* **Exercise description**
Go through the data below and return each line where the string "this" appears.

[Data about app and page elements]
========================

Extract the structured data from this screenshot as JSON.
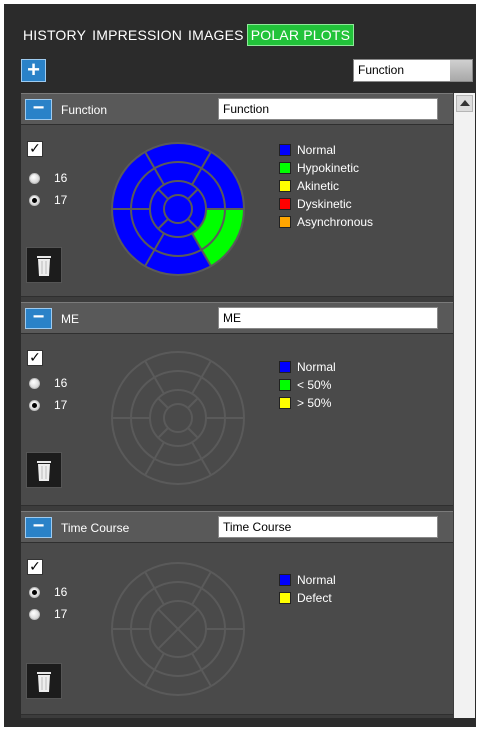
{
  "tabs": [
    {
      "label": "HISTORY",
      "active": false
    },
    {
      "label": "IMPRESSION",
      "active": false
    },
    {
      "label": "IMAGES",
      "active": false
    },
    {
      "label": "POLAR PLOTS",
      "active": true
    }
  ],
  "toolbar": {
    "add_label": "+",
    "select_value": "Function"
  },
  "panels": [
    {
      "title": "Function",
      "name_value": "Function",
      "checked": true,
      "radios": [
        {
          "label": "16",
          "selected": false
        },
        {
          "label": "17",
          "selected": true
        }
      ],
      "segment_model": 17,
      "legend": [
        {
          "label": "Normal",
          "color": "#0000ff"
        },
        {
          "label": "Hypokinetic",
          "color": "#00ff00"
        },
        {
          "label": "Akinetic",
          "color": "#ffff00"
        },
        {
          "label": "Dyskinetic",
          "color": "#ff0000"
        },
        {
          "label": "Asynchronous",
          "color": "#ffa500"
        }
      ]
    },
    {
      "title": "ME",
      "name_value": "ME",
      "checked": true,
      "radios": [
        {
          "label": "16",
          "selected": false
        },
        {
          "label": "17",
          "selected": true
        }
      ],
      "segment_model": 17,
      "legend": [
        {
          "label": "Normal",
          "color": "#0000ff"
        },
        {
          "label": "< 50%",
          "color": "#00ff00"
        },
        {
          "label": "> 50%",
          "color": "#ffff00"
        }
      ]
    },
    {
      "title": "Time Course",
      "name_value": "Time Course",
      "checked": true,
      "radios": [
        {
          "label": "16",
          "selected": true
        },
        {
          "label": "17",
          "selected": false
        }
      ],
      "segment_model": 16,
      "legend": [
        {
          "label": "Normal",
          "color": "#0000ff"
        },
        {
          "label": "Defect",
          "color": "#ffff00"
        }
      ]
    }
  ],
  "colors": {
    "accent_blue": "#2a82c8",
    "active_tab": "#22c33a",
    "plot_fill_normal": "#0000ff",
    "plot_fill_hypokinetic": "#00ff00",
    "plot_line": "#5a5a5a"
  }
}
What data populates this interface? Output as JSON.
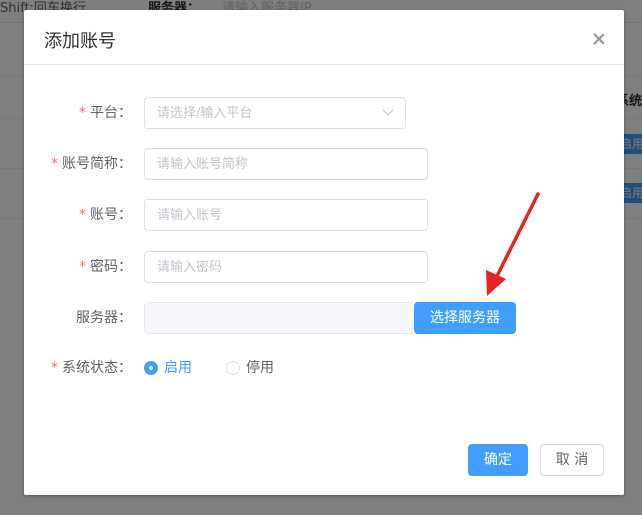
{
  "background": {
    "top_left_text": "Shift:回车换行",
    "server_filter_label": "服务器：",
    "server_filter_placeholder": "请输入服务器IP",
    "column_header": "系统",
    "badge_text": "启用"
  },
  "dialog": {
    "title": "添加账号",
    "close_icon": "close-icon"
  },
  "form": {
    "platform": {
      "label": "平台：",
      "required": true,
      "placeholder": "请选择/输入平台"
    },
    "account_alias": {
      "label": "账号简称：",
      "required": true,
      "placeholder": "请输入账号简称"
    },
    "account": {
      "label": "账号：",
      "required": true,
      "placeholder": "请输入账号"
    },
    "password": {
      "label": "密码：",
      "required": true,
      "placeholder": "请输入密码"
    },
    "server": {
      "label": "服务器：",
      "required": false,
      "value": "",
      "select_button": "选择服务器"
    },
    "status": {
      "label": "系统状态：",
      "required": true,
      "options": [
        {
          "label": "启用",
          "checked": true
        },
        {
          "label": "停用",
          "checked": false
        }
      ]
    }
  },
  "footer": {
    "confirm": "确定",
    "cancel": "取 消"
  },
  "colors": {
    "primary": "#409eff",
    "required": "#f56c6c",
    "annotation_arrow": "#e52424"
  }
}
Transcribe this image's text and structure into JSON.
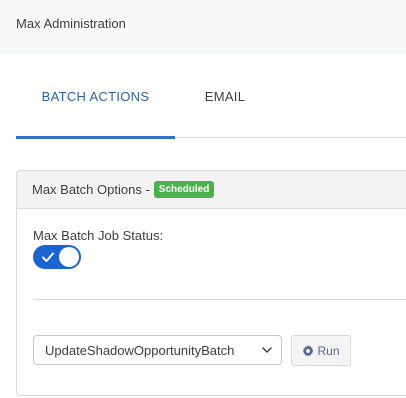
{
  "header": {
    "title": "Max Administration"
  },
  "tabs": [
    {
      "label": "BATCH ACTIONS",
      "active": true
    },
    {
      "label": "EMAIL",
      "active": false
    }
  ],
  "card": {
    "title": "Max Batch Options -",
    "badge": "Scheduled",
    "status_label": "Max Batch Job Status:",
    "toggle_on": true,
    "select_value": "UpdateShadowOpportunityBatch",
    "run_label": "Run"
  },
  "colors": {
    "accent": "#1b63d1",
    "tab_active": "#2d5fa6",
    "badge_green": "#4bb24b"
  },
  "icons": {
    "toggle": "check-icon",
    "select": "chevron-down-icon",
    "run": "gear-icon"
  }
}
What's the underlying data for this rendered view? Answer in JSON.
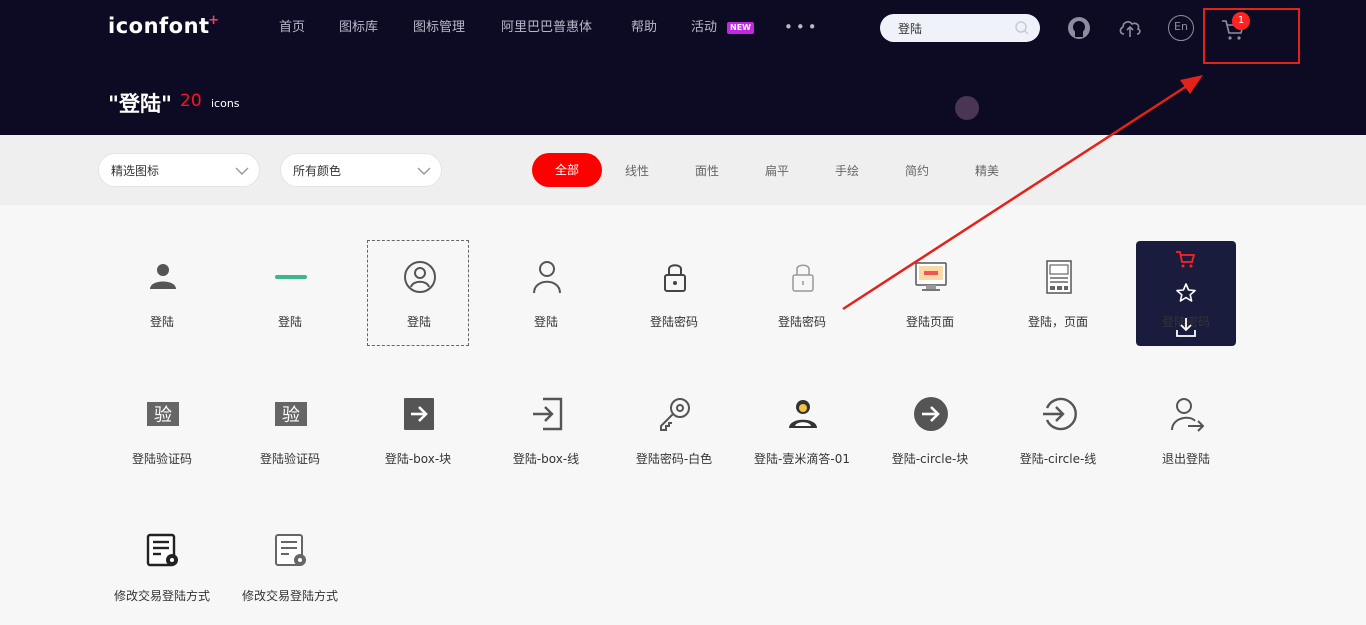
{
  "header": {
    "logo": "iconfont",
    "nav": [
      "首页",
      "图标库",
      "图标管理",
      "阿里巴巴普惠体",
      "帮助",
      "活动"
    ],
    "new_badge": "NEW",
    "more": "•••",
    "search_value": "登陆",
    "cart_count": "1",
    "icons": [
      "github-icon",
      "upload-cloud-icon",
      "language-en-icon",
      "cart-icon"
    ],
    "lang": "En"
  },
  "query": {
    "title": "\"登陆\"",
    "count": "20",
    "unit": "icons"
  },
  "filters": {
    "select1": "精选图标",
    "select2": "所有颜色",
    "tabs": [
      "全部",
      "线性",
      "面性",
      "扁平",
      "手绘",
      "简约",
      "精美"
    ],
    "active_tab": "全部"
  },
  "icons": [
    {
      "label": "登陆"
    },
    {
      "label": "登陆"
    },
    {
      "label": "登陆"
    },
    {
      "label": "登陆"
    },
    {
      "label": "登陆密码"
    },
    {
      "label": "登陆密码"
    },
    {
      "label": "登陆页面"
    },
    {
      "label": "登陆，页面"
    },
    {
      "label": "登陆密码"
    },
    {
      "label": "登陆验证码"
    },
    {
      "label": "登陆验证码"
    },
    {
      "label": "登陆-box-块"
    },
    {
      "label": "登陆-box-线"
    },
    {
      "label": "登陆密码-白色"
    },
    {
      "label": "登陆-壹米滴答-01"
    },
    {
      "label": "登陆-circle-块"
    },
    {
      "label": "登陆-circle-线"
    },
    {
      "label": "退出登陆"
    },
    {
      "label": "修改交易登陆方式"
    },
    {
      "label": "修改交易登陆方式"
    }
  ],
  "colors": {
    "accent": "#ff0000",
    "header_bg": "#0d0b23",
    "annotation": "#e2231a"
  }
}
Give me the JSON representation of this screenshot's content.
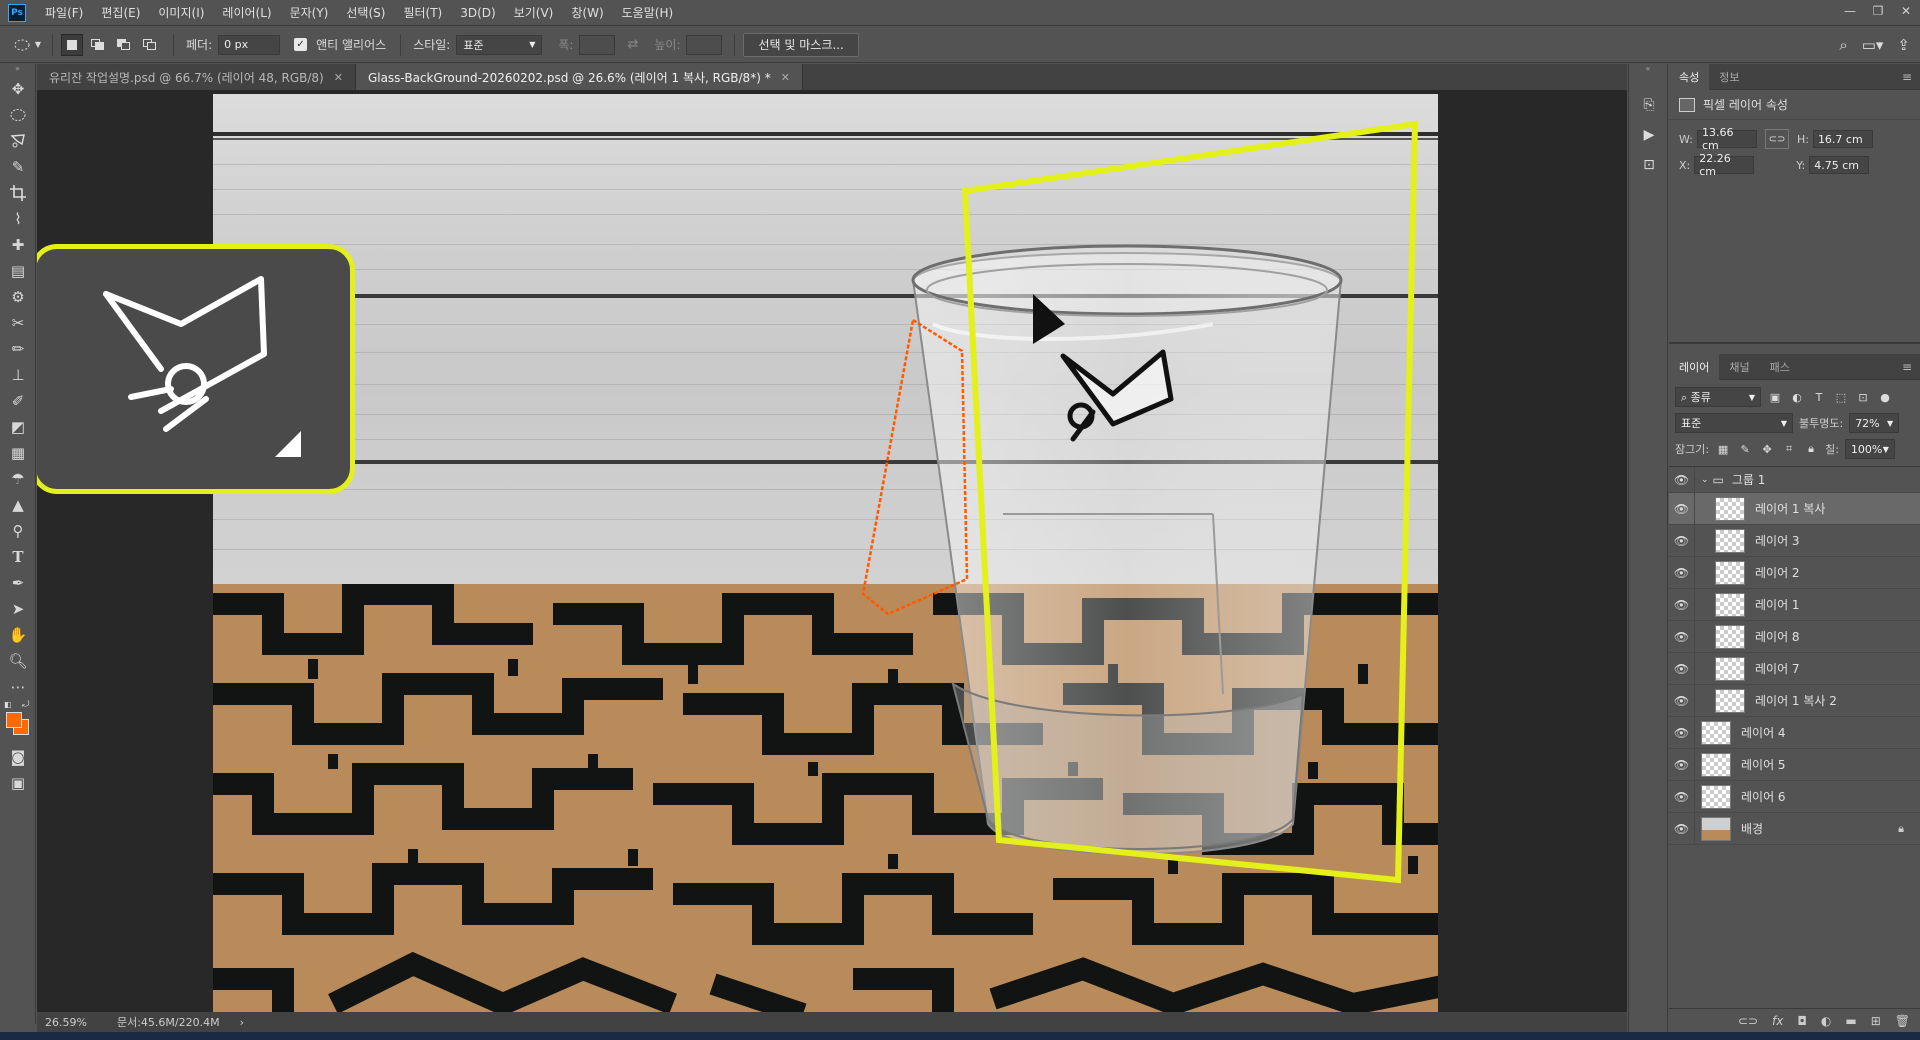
{
  "menu": {
    "logo": "Ps",
    "items": [
      "파일(F)",
      "편집(E)",
      "이미지(I)",
      "레이어(L)",
      "문자(Y)",
      "선택(S)",
      "필터(T)",
      "3D(D)",
      "보기(V)",
      "창(W)",
      "도움말(H)"
    ]
  },
  "options": {
    "feather_label": "페더:",
    "feather_value": "0 px",
    "antialias_label": "앤티 앨리어스",
    "style_label": "스타일:",
    "style_value": "표준",
    "width_label": "폭:",
    "height_label": "높이:",
    "select_mask_button": "선택 및 마스크..."
  },
  "tabs": [
    {
      "label": "유리잔 작업설명.psd @ 66.7% (레이어 48, RGB/8)",
      "active": false
    },
    {
      "label": "Glass-BackGround-20260202.psd @ 26.6% (레이어 1 복사, RGB/8*) *",
      "active": true
    }
  ],
  "status": {
    "zoom": "26.59%",
    "doc_info": "문서:45.6M/220.4M"
  },
  "colors": {
    "foreground": "#ff6a00",
    "background": "#ff6a00",
    "highlight": "#e3f01a",
    "selection": "#ff5a00"
  },
  "properties": {
    "tabs": [
      "속성",
      "정보"
    ],
    "title": "픽셀 레이어 속성",
    "w_label": "W:",
    "w_value": "13.66 cm",
    "h_label": "H:",
    "h_value": "16.7 cm",
    "x_label": "X:",
    "x_value": "22.26 cm",
    "y_label": "Y:",
    "y_value": "4.75 cm"
  },
  "layers_panel": {
    "tabs": [
      "레이어",
      "채널",
      "패스"
    ],
    "filter_kind": "종류",
    "blend_mode": "표준",
    "opacity_label": "불투명도:",
    "opacity_value": "72%",
    "lock_label": "잠그기:",
    "fill_label": "칠:",
    "fill_value": "100%",
    "group_name": "그룹 1",
    "layers": [
      {
        "name": "레이어 1 복사",
        "indent": true,
        "selected": true
      },
      {
        "name": "레이어 3",
        "indent": true,
        "selected": false
      },
      {
        "name": "레이어 2",
        "indent": true,
        "selected": false
      },
      {
        "name": "레이어 1",
        "indent": true,
        "selected": false
      },
      {
        "name": "레이어 8",
        "indent": true,
        "selected": false
      },
      {
        "name": "레이어 7",
        "indent": true,
        "selected": false
      },
      {
        "name": "레이어 1 복사 2",
        "indent": true,
        "selected": false
      },
      {
        "name": "레이어 4",
        "indent": false,
        "selected": false
      },
      {
        "name": "레이어 5",
        "indent": false,
        "selected": false
      },
      {
        "name": "레이어 6",
        "indent": false,
        "selected": false
      },
      {
        "name": "배경",
        "indent": false,
        "selected": false,
        "locked": true
      }
    ]
  }
}
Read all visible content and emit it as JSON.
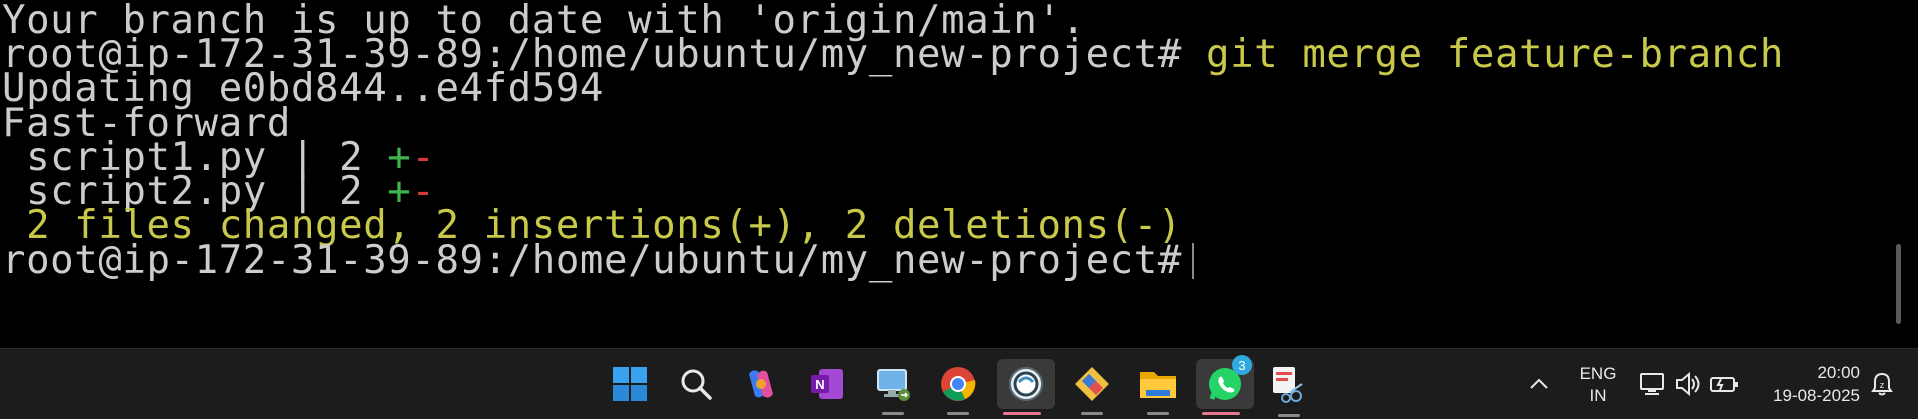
{
  "terminal": {
    "lines": [
      {
        "text": "Your branch is up to date with 'origin/main'."
      },
      {
        "prompt": "root@ip-172-31-39-89:/home/ubuntu/my_new-project#",
        "command": " git merge feature-branch"
      },
      {
        "text": "Updating e0bd844..e4fd594"
      },
      {
        "text": "Fast-forward"
      },
      {
        "file": " script1.py | 2 ",
        "plus": "+",
        "minus": "-"
      },
      {
        "file": " script2.py | 2 ",
        "plus": "+",
        "minus": "-"
      },
      {
        "text": " 2 files changed, 2 insertions(+), 2 deletions(-)"
      },
      {
        "prompt": "root@ip-172-31-39-89:/home/ubuntu/my_new-project#"
      }
    ]
  },
  "taskbar": {
    "icons": [
      "windows-start-icon",
      "search-icon",
      "copilot-icon",
      "onenote-icon",
      "remote-desktop-icon",
      "chrome-icon",
      "terminal-app-icon",
      "git-icon",
      "file-explorer-icon",
      "whatsapp-icon",
      "snipping-tool-icon"
    ],
    "whatsapp_badge": "3",
    "language_line1": "ENG",
    "language_line2": "IN",
    "time": "20:00",
    "date": "19-08-2025"
  }
}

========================

* **Reply to the exercise**
Extract the structured data from this screenshot as JSON.
What data populates this interface? Output as JSON.
Transcribe this image's text and structure into JSON.
What's the underlying data for this rendered view? Answer in JSON.
Give me the JSON representation of this screenshot's content.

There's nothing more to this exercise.